"Tony Abbott suggested a unilateral invasion of Iraq, with 3500 Australian ground troops to confront the Islamic State terrorist group. Flanked by his chief of staff, Peta Credlin, in a meeting in Canberra on November 25, the prime minister said the move would help halt the surge of Islamic State in northern Iraq. After receiving no resistance from Ms Credlin or his other staff in the room, Mr Abbott then raised the idea with Australia's leading military planners. The military officials were stunned, telling Mr Abbott that sending 3500 Australian troops without any US or NATO cover would be disastrous for the Australians.
"They argued that even the US was not prepared to put ground troops into Iraq and it would make Australia the only Western country with troops on the ground. Asked this week about the suggestion by the PM of sending Australian ground troops to Iraq, a spokesman for Mr Abbott said: 'The PM has consistently said that the Australian government will continue to talk to the government of Iraq and to our coalition partners about what Australia could usefully do to make the world a safer place and to make Australia a safer country'... The Iraq idea was not the first time Mr Abbott had suggested a military intervention by Australia's armed forces. The Australian reported in August that in the week following the shooting down of Malaysia Airlines Flight MH17 over Ukraine by Russian-backed militia, Mr Abbott suggested sending 1000 Australian soldiers to secure the site of the crash... Australia's leading military planners also argued against that proposal, telling Mr Abbott there were serious problems with the plan: Australian soldiers would not be able to speak either Ukrainian or Russian, and the Australian troops would have difficulty distinguishing between Ukrainians and Russian militia." (Abbott sought military advice on go-it-alone invasion of Iraq, John Lyons, The Australian, 21/2/15)
"Insiders say that, these days, Abbott sits for much of the day in his office in parliament House pondering national security, Islamic State and reading Winston Churchill." (In command & out of control, John Lyons, The Australian, 21/2/15)
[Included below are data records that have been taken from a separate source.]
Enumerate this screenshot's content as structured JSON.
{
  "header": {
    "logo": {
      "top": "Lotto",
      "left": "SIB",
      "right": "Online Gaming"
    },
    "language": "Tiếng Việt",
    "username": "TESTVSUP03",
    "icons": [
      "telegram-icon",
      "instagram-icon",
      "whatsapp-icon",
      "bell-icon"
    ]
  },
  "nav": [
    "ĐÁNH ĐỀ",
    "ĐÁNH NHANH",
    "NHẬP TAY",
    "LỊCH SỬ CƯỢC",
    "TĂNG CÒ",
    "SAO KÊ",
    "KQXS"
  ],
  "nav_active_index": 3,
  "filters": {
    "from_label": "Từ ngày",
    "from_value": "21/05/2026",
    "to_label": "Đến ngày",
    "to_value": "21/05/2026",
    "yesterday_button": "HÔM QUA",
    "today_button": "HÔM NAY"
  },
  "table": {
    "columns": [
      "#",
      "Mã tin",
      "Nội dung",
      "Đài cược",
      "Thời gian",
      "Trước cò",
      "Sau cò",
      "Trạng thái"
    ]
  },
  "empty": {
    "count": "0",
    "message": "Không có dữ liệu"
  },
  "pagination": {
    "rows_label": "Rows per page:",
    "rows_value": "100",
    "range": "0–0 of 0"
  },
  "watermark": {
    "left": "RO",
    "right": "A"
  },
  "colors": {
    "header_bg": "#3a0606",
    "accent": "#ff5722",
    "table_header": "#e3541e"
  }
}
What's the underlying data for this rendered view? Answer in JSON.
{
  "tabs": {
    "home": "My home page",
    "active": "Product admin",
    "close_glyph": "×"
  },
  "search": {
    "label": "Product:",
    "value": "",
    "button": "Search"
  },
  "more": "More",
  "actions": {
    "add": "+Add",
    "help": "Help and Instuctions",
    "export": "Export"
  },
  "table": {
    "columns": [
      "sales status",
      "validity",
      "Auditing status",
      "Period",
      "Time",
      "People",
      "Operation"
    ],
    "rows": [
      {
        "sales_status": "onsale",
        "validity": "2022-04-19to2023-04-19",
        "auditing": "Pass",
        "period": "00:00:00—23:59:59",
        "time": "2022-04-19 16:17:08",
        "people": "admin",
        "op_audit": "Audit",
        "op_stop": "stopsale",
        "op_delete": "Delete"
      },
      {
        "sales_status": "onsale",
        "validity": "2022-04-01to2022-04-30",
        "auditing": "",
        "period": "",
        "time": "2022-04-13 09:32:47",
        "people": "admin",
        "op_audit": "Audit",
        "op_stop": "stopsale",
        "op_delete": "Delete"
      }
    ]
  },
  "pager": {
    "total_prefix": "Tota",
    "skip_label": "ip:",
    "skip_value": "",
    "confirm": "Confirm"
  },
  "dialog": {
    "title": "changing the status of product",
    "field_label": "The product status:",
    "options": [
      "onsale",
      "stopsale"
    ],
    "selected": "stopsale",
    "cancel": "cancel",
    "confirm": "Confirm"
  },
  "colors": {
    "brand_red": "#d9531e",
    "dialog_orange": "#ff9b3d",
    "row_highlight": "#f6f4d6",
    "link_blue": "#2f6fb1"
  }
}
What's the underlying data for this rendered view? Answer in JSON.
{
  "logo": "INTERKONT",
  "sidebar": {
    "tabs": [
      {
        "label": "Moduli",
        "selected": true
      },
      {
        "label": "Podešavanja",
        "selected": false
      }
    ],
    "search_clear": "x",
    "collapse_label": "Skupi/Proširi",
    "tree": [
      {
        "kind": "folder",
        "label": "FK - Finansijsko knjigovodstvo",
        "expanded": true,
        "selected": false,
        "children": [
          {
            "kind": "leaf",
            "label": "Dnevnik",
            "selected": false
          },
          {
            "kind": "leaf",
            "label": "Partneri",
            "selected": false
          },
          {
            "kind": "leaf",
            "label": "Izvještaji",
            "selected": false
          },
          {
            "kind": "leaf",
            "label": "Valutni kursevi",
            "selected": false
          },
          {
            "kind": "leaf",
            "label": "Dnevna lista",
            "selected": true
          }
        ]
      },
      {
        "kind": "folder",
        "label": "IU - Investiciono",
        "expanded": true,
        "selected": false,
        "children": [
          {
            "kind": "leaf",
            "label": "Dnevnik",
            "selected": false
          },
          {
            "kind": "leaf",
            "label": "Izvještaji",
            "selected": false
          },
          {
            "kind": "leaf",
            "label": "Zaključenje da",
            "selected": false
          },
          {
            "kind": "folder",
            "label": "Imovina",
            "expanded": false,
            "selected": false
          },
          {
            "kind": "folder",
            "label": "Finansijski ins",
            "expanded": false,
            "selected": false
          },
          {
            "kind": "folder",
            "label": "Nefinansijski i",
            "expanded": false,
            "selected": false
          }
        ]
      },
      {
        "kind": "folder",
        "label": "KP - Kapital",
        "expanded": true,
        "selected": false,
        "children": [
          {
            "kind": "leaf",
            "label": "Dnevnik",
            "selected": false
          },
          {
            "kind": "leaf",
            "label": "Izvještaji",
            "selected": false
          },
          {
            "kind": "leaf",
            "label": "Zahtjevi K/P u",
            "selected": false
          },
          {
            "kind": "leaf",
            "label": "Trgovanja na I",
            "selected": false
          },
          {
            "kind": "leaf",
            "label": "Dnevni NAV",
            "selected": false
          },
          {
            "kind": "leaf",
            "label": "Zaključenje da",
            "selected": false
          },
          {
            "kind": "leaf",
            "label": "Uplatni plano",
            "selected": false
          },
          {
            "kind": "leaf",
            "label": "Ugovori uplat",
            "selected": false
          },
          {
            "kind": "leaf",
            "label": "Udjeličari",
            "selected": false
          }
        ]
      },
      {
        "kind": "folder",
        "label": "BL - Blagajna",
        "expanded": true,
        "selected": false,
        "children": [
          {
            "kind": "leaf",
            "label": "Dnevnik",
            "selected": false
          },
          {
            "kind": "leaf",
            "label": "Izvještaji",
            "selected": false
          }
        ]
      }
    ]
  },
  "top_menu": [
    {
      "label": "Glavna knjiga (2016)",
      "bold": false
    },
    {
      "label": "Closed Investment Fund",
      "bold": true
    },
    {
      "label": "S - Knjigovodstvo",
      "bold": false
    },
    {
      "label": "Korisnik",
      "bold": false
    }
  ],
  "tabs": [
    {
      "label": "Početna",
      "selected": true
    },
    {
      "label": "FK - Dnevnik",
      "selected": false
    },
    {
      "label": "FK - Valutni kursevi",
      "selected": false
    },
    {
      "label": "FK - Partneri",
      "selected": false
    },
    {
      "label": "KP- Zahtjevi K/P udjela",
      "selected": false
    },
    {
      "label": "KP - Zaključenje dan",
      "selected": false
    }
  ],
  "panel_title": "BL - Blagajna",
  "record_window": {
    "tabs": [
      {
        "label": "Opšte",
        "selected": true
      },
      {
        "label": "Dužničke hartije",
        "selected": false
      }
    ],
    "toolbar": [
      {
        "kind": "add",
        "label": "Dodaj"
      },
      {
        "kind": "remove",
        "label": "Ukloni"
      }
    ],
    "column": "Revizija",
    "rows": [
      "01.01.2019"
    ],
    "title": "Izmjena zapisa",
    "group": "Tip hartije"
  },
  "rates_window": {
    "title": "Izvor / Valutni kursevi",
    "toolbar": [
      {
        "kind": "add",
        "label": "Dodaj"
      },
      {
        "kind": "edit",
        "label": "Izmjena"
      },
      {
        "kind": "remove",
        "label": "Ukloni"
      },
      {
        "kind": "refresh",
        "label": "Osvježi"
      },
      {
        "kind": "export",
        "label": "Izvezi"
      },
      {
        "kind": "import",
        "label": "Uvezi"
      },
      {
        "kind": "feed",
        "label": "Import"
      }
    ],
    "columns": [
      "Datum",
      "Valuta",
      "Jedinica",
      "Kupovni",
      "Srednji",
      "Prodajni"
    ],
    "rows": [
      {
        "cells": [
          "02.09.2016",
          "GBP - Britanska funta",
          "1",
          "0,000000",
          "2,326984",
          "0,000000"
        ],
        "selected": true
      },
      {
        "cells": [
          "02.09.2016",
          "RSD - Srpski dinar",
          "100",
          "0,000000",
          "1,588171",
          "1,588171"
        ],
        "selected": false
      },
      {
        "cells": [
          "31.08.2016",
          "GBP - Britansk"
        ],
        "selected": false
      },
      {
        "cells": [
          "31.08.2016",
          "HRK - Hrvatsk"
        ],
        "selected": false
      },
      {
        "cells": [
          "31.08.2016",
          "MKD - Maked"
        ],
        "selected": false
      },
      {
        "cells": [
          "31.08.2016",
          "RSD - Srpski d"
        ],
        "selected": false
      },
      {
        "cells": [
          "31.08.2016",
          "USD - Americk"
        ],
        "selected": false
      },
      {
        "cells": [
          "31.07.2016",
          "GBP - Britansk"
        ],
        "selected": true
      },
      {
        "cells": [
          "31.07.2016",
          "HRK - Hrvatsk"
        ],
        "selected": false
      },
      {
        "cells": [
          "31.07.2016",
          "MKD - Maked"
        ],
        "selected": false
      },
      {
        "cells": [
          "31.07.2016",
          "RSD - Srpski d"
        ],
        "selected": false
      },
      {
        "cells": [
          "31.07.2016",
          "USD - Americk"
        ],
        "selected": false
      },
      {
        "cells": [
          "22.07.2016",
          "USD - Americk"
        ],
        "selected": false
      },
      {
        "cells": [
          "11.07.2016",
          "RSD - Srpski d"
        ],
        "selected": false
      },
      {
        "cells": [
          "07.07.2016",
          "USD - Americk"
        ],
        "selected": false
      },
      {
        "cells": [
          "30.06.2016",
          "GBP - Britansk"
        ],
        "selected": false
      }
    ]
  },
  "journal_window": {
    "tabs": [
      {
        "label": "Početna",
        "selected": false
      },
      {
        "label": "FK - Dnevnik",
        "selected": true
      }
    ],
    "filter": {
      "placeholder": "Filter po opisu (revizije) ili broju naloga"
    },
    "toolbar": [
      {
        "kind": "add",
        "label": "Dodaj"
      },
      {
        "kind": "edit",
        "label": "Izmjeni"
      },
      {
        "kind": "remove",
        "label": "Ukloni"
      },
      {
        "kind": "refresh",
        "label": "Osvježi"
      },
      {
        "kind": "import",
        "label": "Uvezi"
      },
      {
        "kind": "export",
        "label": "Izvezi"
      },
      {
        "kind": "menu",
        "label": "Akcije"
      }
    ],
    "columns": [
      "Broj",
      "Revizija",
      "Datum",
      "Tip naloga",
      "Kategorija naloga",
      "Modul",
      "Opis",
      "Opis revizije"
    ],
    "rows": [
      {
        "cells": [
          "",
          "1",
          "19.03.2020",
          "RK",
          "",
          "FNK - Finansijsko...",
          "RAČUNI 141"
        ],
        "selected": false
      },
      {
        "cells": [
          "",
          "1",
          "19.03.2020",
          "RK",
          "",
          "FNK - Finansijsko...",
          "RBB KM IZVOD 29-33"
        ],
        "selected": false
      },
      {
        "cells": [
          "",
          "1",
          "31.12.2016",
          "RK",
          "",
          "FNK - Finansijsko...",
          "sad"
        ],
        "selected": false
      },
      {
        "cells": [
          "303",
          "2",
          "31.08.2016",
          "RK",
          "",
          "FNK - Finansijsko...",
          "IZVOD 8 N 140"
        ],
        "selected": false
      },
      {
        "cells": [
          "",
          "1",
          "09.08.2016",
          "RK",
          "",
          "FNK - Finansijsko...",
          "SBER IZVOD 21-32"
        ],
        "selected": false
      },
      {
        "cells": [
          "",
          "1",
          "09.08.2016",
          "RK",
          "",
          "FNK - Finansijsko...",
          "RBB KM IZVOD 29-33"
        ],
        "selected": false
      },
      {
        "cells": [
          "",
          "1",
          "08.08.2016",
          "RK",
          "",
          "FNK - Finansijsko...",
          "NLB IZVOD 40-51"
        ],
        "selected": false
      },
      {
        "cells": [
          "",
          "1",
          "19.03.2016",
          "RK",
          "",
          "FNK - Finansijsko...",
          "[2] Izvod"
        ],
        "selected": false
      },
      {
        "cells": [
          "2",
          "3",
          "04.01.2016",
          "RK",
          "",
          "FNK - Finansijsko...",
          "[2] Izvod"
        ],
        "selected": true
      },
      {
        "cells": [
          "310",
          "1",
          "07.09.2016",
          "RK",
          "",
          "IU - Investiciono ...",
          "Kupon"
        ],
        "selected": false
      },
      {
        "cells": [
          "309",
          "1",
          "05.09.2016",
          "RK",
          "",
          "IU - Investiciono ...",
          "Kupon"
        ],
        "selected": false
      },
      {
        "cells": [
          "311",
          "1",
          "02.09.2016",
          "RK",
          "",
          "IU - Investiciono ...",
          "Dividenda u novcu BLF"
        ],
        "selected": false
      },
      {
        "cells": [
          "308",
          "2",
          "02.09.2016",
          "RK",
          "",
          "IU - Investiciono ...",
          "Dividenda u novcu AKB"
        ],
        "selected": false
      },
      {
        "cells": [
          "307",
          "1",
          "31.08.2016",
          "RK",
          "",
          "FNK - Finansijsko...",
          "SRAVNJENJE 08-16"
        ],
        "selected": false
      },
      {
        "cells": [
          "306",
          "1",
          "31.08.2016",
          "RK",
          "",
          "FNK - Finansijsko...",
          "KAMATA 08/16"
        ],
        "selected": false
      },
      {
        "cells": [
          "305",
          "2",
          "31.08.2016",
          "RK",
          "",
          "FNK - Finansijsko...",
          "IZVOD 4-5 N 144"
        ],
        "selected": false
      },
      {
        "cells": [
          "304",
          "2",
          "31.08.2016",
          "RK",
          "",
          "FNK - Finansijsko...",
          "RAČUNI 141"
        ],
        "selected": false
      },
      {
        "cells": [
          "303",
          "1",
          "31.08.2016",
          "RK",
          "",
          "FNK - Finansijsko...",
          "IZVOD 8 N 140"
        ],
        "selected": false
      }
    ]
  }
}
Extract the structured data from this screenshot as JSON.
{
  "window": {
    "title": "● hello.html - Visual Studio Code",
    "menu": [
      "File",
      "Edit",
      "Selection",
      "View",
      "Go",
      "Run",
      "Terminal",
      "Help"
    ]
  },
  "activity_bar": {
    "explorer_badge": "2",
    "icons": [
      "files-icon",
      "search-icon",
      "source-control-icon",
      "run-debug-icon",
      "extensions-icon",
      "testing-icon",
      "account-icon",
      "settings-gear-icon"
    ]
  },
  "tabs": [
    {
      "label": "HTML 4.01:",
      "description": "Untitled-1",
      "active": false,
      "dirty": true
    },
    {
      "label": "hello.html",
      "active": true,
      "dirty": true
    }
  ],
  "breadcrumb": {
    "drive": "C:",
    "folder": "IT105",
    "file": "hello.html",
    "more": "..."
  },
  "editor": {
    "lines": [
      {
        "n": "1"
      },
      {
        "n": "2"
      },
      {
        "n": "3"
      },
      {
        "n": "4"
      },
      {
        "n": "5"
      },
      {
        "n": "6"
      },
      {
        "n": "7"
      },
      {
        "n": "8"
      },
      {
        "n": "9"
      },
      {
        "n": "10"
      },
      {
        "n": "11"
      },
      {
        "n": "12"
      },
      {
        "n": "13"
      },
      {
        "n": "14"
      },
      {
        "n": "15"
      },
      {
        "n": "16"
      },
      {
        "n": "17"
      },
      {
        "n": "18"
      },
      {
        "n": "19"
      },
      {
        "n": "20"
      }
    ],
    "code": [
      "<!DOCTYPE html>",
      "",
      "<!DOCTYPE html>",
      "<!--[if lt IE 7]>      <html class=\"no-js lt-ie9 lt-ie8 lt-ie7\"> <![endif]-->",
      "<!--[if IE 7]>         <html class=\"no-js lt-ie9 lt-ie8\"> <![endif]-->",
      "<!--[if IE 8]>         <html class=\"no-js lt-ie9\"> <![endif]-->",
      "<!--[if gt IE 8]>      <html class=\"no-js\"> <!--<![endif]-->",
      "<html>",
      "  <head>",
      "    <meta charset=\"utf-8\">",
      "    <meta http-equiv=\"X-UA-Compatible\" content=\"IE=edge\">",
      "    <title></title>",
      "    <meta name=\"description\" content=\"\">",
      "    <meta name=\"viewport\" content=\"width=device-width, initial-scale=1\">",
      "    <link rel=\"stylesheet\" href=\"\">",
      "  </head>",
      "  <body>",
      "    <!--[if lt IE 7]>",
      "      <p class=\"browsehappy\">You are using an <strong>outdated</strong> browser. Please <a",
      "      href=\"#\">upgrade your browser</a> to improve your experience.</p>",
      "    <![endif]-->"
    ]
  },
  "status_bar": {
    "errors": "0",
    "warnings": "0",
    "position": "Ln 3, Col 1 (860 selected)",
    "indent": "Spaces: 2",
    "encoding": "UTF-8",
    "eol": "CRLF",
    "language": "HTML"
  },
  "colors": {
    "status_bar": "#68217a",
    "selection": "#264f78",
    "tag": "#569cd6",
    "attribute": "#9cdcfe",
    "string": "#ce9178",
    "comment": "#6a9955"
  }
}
And another thing...
"John Lyons has been appointed an associate editor of the paper. He has worked at senior levels in Australian journalism for 35 years... He has been Washington and Middle-East correspondent for The Australian and has recently returned after 6 years based in Jerusalem for the paper. Lyons has won many awards, including 3 Walkleys, and was the Graham Perkin Australian Journalist of the year in 1999." (Appointment, The Australian, 21/2/15)
Question: Has Lyons been punished for transgressing the party line?
See my 9/3/14 post John Lyons Slams Sheridan, AIJAC.
You might also like to revisit my 11/4/09 post The Ambassador Reflects, on the experience of former Fairfax Middle East correspondent Ed O'Loughlin.